The Pleistocene Epoch starting ~ two million years ago and ending 10,000 years ago, was punctuated by roughly thirty alternating glacial and interglacial intervals. Glacials were ice-ages that saw the formation of large continental ice sheets. Interglacials were warmer periods with conditions like today's. The last glacial maximum occurred 18,000 years ago. At that time:
Continental ice sheets require both cold summers and significant precipitation. Although cold enough to support continental ice, Beringia was too dry for them to form. Beringia was bordered by:
Within these boundaries was the mammoth-steppe a unique plant community, distinct from that of North America south of the ice and with no modern analog. Whereas modern central Alaska is dominated by moss and herb covered tundra or stunted taiga forest, the mammoth-steppe covering Beringia was dense grassland, vaguely similar to the prairies of great plains but colder and dotted with the shrub-like dwarf trees (e. willows) that we see today. We see evidence for it in the fossil record of land animals, pollen, and insects.
The mammoth-steppe environment owed its existence to a complex interaction of climate, physical geography, and plant and animal behavior.
Why was the Pleistocene different?
So, why don't grasses take over today?
The result was a positive feedback loop in which:
So, what happened?
What removed the grazers?
The major grazers:

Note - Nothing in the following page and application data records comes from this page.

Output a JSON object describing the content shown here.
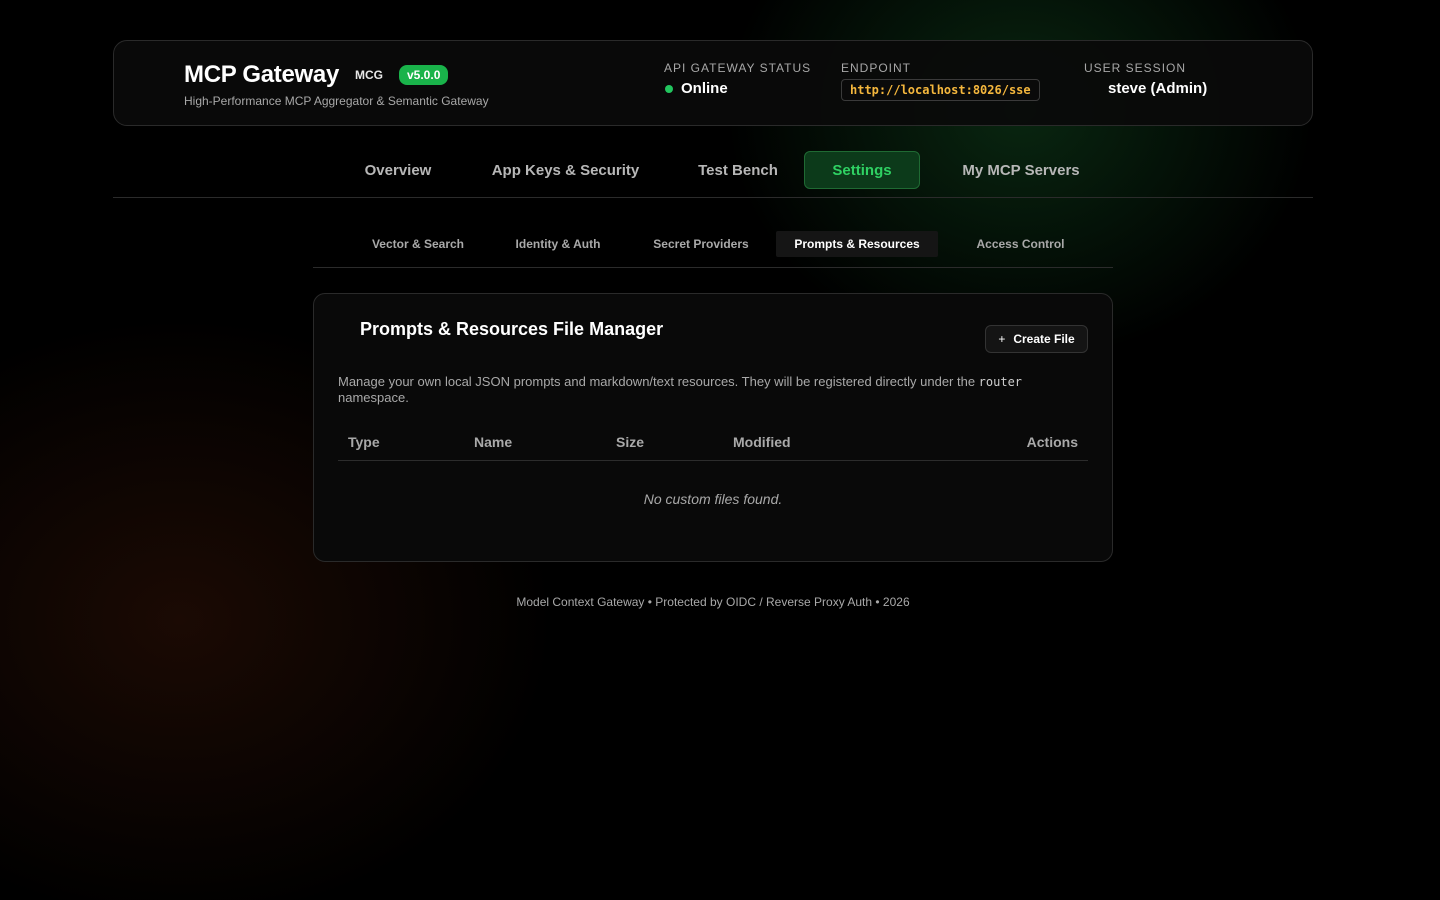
{
  "header": {
    "title": "MCP Gateway",
    "abbr": "MCG",
    "version": "v5.0.0",
    "subtitle": "High-Performance MCP Aggregator & Semantic Gateway",
    "status_label": "API GATEWAY STATUS",
    "status_value": "Online",
    "endpoint_label": "ENDPOINT",
    "endpoint_value": "http://localhost:8026/sse",
    "session_label": "USER SESSION",
    "session_value": "steve (Admin)"
  },
  "nav": {
    "items": [
      {
        "label": "Overview"
      },
      {
        "label": "App Keys & Security"
      },
      {
        "label": "Test Bench"
      },
      {
        "label": "Settings",
        "active": true
      },
      {
        "label": "My MCP Servers"
      }
    ]
  },
  "subnav": {
    "items": [
      {
        "label": "Vector & Search"
      },
      {
        "label": "Identity & Auth"
      },
      {
        "label": "Secret Providers"
      },
      {
        "label": "Prompts & Resources",
        "active": true
      },
      {
        "label": "Access Control"
      }
    ]
  },
  "panel": {
    "title": "Prompts & Resources File Manager",
    "create_plus": "+",
    "create_label": "Create File",
    "desc_before": "Manage your own local JSON prompts and markdown/text resources. They will be registered directly under the ",
    "desc_code": "router",
    "desc_after": " namespace.",
    "columns": [
      "Type",
      "Name",
      "Size",
      "Modified",
      "Actions"
    ],
    "empty_text": "No custom files found."
  },
  "footer": {
    "text": "Model Context Gateway • Protected by OIDC / Reverse Proxy Auth • 2026"
  },
  "colors": {
    "accent_green": "#22c55e",
    "badge_green": "#19b34a",
    "endpoint_amber": "#f5b73d"
  }
}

|Steppe bison (Bison priscus): Ecologically similar to African cape buffalo. We have much information thanks to the discovery of Blue Babe - a well-preserved mummified carcass. Although smaller and behaviorally much different, both the American and Eurasian bison are directly descended from the steppe bison.|
|Wooly mammoth (Mammuthus primigenius): The last elephant to enter North America (America south of the ice was already occupied by the columbian mammoth, the mastodon, and Cuvieroneus). The wooly mammoth was specifically cold adapted with dense fur and small ears. Its tusks were adapted for removing snow from forage. What most illustrations don't show is that its trunk ended in a broad flange, presumably for scooping up snow.|
|Yesterday's camel (Camelops hesternus): Camels evolved in North America but, ironically survive today only where they dispersed to South America and Eurasia. Camelops, one of the last North American camels was common both in Beringia and south of the ice.|
|Horse (Equus lambei): These were probably ecologically similar to Przewalski's horse and the wild asses of central Eurasia.|
|Saiga (Saiga tatarica): Eurasian immigrants, the saiga are cold-adapted antelopes. Extingished in Beringia 11,000 years ago, they persist in central Eurasia.|
|Helmeted muskox (Bootherium bombifrons): Somewhat taller, slenderer, and less cold-adapted than the modern tundra muskox.|
Also present were wapiti and moose similar to modern ones
Their major predators:
|Timber wolves (Canis lupus): Recent immigrants from Eurasia, it has recently been shown that the timber wolves of Beringia evolved into a robust bone-crushing form (reminiscent of spotted hyaenas.) In this, they resembled the even more robust indigenous American dire wolf, that hunted south of the ice at the same time.|
|Lions (Panthera indet.): Lions were definitely common in Beringia. Depending on your authority, these were either a beringian extension of the prehistoric range of eurasian lions (Panthera leo) or the northernmost representatives of the endemic American lion, Panthera atrox (pictured to the right behind a modern Panthera leo.) Possibly both were present at different times. Either way, they were specialists in group hunting of large mammals in open grasslands like the modern Serengeti or Pleistocene Beringia. (But, shhhhh! Some researchers think that P atrox was a tiger.)|
|Scimitar-toothed cat (Homotherium serum): A lion-sized solitary predator. With no living analog, it is difficult to say exactly how sabre-cats used their long canines. Homotherium ranged across Eurasia and North America south of the ice, as well as Beringia. Note: Smilodon, the endemic American sabre-cat did not inhabit Beringia.|
|Short-faced bear (Arctodus simus): This large, long-legged bear was the top predator of both the beringian mammoth-steppe and North America south of the ice. It was ecologically distinct from other bears being a hypercarnivore and built for speed and endurance over long distances. Surely capable of attacking large prey that it encountered, it probably also stole prey from lions and smaller predators. It is shown with three minor components of the Beringian fauna, the ground-sloth Megalonyx jeffersoni, the giant beaver Castoroides ohioensis, and Homo sapiens. The bear, beaver, and ground-sloth were also common south of the ice, whereas humans, if present at all, were quite rare.|
Beringia was a staging-ground for the invasion of North America by several species at the end of the Pleistocene, around 11,000 years ago, when the Laurentide and Cordilleran ice separated, creating a corridor through Yukon and Alberta into Montana. Immigrants included: